Role of external counsel and advisors
Development of a structured and collaborative process
Role of management and/or board of directors
Impact of an investigation on attorney-client privilege and work-product privileges
Scope and plan of the investigation
How the investigation should be conducted (document collection, internal interviews, and external interviews)
Defined strategies for addressing vast data management challenges
Who should receive the end-product, and in what form
All About the Data
One of the first orders of business in a crisis concerns the preservation and legal hold of data. It’s important for organizations to achieve that fine line between meeting compliance and regulatory obligations and being overly broad. Preserving excessive data can create tremendous downstream problems and significantly strain IT systems. Because data is critical in a crisis, the organization will require an e-discovery team, whether in-house or an outside provider. It is vital that the organization centrally track all of the information it is collecting as part of its response, all the way through the discovery process — from preservation to collection to processing to review.
“Typically, it’s recommended that organizations collect information, log it, and bring it into a centralized repository where all the data is cross-linked to allow for easy reporting,” says Satish Lalchand, a principal and U.S. Forensic Analytics leader for Deloitte Transaction and Business Analytics LLP. “If the data is centralized, the organization can more easily report on a timely basis to questions posed by a regulator or outside counsel, and when organizations don’t follow some level of discipline and regulators request information, challenges can arise,” he adds.
The Role of Analytics
New analytics tools and technologies are equipping organizations to better manage the data requirements when investigating a crisis across the spectrum of activities, from identifying issues and conducting risk sensing to issue resolution. Gone are the days where people cast a very wide net, catch a lot of interesting transactions, and then have to peel through them,” says Lalchand. These technologies allow organizations to look at both structured and unstructured data — financial, accounting, email, chat, and social media — in a combined manner to connect the dots.
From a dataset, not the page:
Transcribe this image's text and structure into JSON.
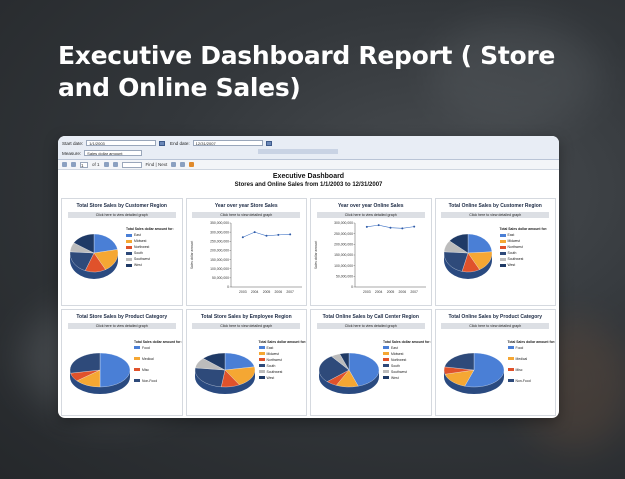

As a result, executives can ask smarter questions: For instance, if there are known issues, are there similar instances elsewhere in the organization that can be identified through the data?
Further, using analytics and technologies during a crisis can help deliver more actionable information to the organization faster, allowing it to act more quickly. Several tools and techniques have come on to the market — particularly for discovery and litigation — that can help identify faint signals across a variety of data sources, for example, text analytics and natural language processing and rare event modeling, where the organization seeks to identify whether anything unusual exists within the data.
“Of course, the output of analytics depends on good data, which derives from managing information in a precise and consistent manner,” notes Fancher. A good start is to establish a process to manage the data with detailed roadmaps of how — and where — information exists, so that executives can be better prepared to reduce crises in the first place and manage those that do occur more quickly and effectively.”
While organizations cannot control their fate in terms of when and how a regulatory crisis may happen, “they can control their ability to better manage those situations when they occur, by applying a measure of prudent forward planning to their crisis risk management efforts,” says Rhoda Woo, a managing director with Strategic and Reputation Risk for Deloitte & Touche LLP.
Article originally published by The Wall Street Journal